A teacher with a private school in Ikeja GRA, Mr. Joseph Adepoju, told the reporter on the telephone that there have been similar bans in other states in the past, but they immediately provided alternatives. He also noted that the population in Lagos could not be compared with other states where the outright ban worked perfectly.
“If you were in Ikeja Monday morning and evening, it appeared that there was another fuel scarcity. The way people were walking long distances, you would think that they were Israelites crossing the Red Sea again,” he said.
However, on Tuesday, some level of sanity returned to most of the bus stops that the reporter visited. At PWD Bus Stop, it was easy for commuters to board mini buses to Ikeja GRA. The two separate queues were not long, and, within five minutes, the passenger was sure of leaving.
Though the queue at Ikeja Under Bridge Bus Stop for commuters going to Ogba via Adeniyi Jones was very long, there was orderliness. A passenger would have to spend between 20 and 25 minutes on the queue before boarding a bus.
Some residents have also raised the alarm that security officers were capitalising on the situation to extort money from innocent Keke and and Okada riders, even in the areas that were not included in the restriction.

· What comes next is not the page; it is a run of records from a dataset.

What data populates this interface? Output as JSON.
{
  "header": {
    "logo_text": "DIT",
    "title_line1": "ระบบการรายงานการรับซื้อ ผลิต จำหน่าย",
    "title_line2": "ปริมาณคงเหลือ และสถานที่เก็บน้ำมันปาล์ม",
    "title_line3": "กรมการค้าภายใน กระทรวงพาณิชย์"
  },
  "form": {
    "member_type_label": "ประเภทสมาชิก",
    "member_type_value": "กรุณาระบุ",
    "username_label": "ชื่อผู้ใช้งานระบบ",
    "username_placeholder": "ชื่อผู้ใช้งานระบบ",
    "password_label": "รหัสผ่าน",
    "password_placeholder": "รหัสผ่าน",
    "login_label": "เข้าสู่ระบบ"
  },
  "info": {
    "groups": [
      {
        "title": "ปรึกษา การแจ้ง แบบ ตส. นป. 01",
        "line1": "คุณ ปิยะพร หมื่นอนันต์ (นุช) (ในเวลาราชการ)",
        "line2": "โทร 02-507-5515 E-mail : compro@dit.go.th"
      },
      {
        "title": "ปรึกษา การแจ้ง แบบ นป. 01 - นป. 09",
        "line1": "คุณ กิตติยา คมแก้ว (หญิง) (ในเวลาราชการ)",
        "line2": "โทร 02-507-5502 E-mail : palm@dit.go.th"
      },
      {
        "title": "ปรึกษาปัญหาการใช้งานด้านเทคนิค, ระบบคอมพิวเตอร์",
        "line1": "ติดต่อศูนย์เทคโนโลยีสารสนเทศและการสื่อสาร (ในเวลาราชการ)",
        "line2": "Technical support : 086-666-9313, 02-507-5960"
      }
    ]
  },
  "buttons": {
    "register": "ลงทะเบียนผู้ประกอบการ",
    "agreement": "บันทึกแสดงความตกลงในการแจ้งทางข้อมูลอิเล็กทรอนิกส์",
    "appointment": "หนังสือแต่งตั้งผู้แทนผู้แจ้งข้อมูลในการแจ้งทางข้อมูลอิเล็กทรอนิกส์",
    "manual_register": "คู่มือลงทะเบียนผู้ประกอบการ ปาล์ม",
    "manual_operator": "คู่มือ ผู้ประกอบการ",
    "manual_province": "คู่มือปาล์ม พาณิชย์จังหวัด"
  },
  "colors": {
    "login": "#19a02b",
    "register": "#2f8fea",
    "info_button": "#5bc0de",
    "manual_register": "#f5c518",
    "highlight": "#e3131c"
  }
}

It was gathered that, on Governor’s Road in Ikotun, security officials were seizing tricycles and collecting as much as N7,000 from them as fine. A Keke rider in Agege also complained that security operatives have been harassing motorbike and tricycle operators since February 1. He also alleged that, before they could be released, police forced each tricycle operator to cough out N5,000.